ALOHA was a joint research project. The duration was originally 2 years and 4 month. It started at the beginning of November 2007. After an extension of the project duration, the project finished at the end of February 2011.

RYANAIR loading



Tasks and Aim

Under this research project, innovative conventional aircraft designs were investigated and evaluated. The aim was to reduce Direct Operating Costs (DOC). Focus was on Low Cost Airlines (LCA) for which costs due to ground operation at the airports (ground costs) have a high share amongst the total operation costs. Measures to reduce ground costs can however lead to an increase in depreciation, fuel costs or maintenance costs. For this reason, it was necessary to maintain a holistic view on aircraft design and operation.

Also technical features were investigated that have a potential to reduce ground costs. The project included research into ground handling operations and associated costs at the airport.

LCA fly today with mostly Boeing B737 und Airbus A320. Ryanair was the first European LCA founded in 1985. The B737 was developed in the 60th, the A320 in the 80th - also still at a time, where requirements of LCA were not included into the aircraft design. Aircraft manufacturers work on replacements for the models B737 and A320. ALOHA helped to include LCA requirements already from the start into the development of the successors of current single aisle aircraft. This lead to ideas for the optimization of these new designs taking also account of LCA.


Employees and Finances

The involvement of HAW Hamburg in the ALOHA project was financially supported with a grant of the FHprofUnd programme from the Federal Ministry of Education and Research.

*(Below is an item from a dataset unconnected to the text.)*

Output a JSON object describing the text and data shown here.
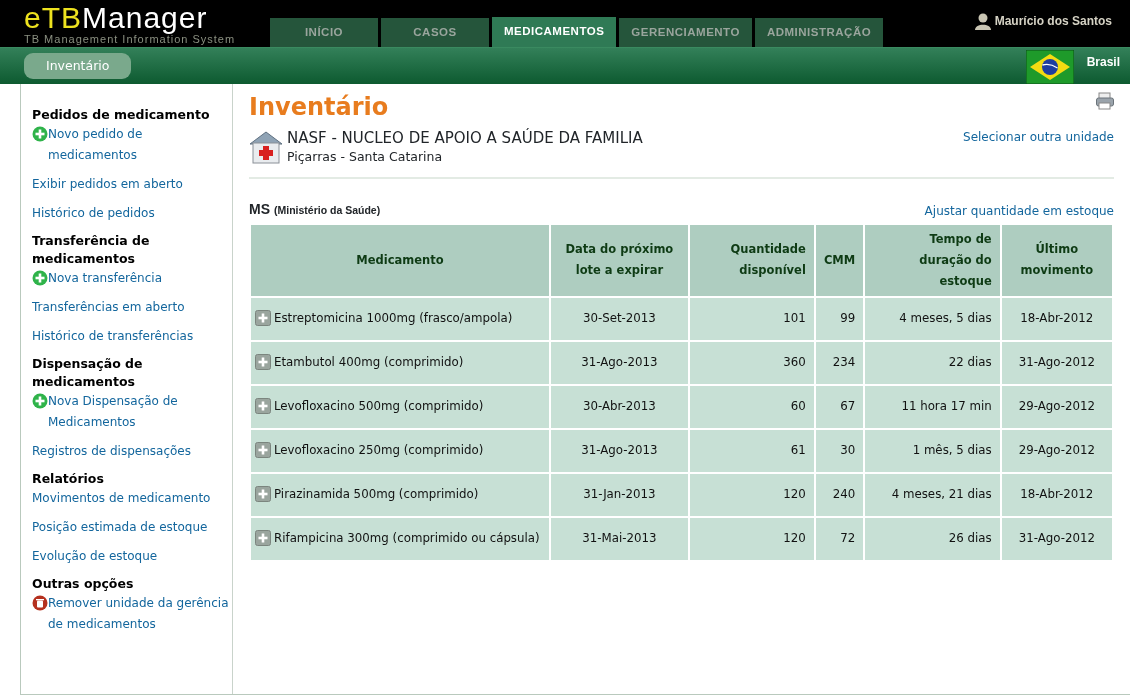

The grant was administered by the Arbeitsgemeinschaft industrieller Forschungsvereinigungen "Otto von Guericke" e.V. (AiF). Dipl.-Ing. Philip Krammer worked on ALOHA supported by Dipl.-Ing. Diana Rico Sanchez. Up to June 2009 Dipl.-Ing. Francisco Gómez Carrasco worked on the project. At ARC an equivalent of one engineer worked on the ALOHA project. Work at ARC was paid by Airbus. In total, 2.5 members of staff were part of the research project. Also students supported the project.

Publications are listed on the German page.

LAST UPDATE:  24 April 2012
AUTHOR:  Prof. Dr. Scholz
home  Prof. Dr. Scholz
home  Aircraft Design and Systems Group (AERO)
home  Aeronautical Engineering   deutsch
home  Department of Automotive and Aeronautical Engineering  deutsch
home  Faculty of Engineering and Computer Science
home  Hamburg University of Applied Sciences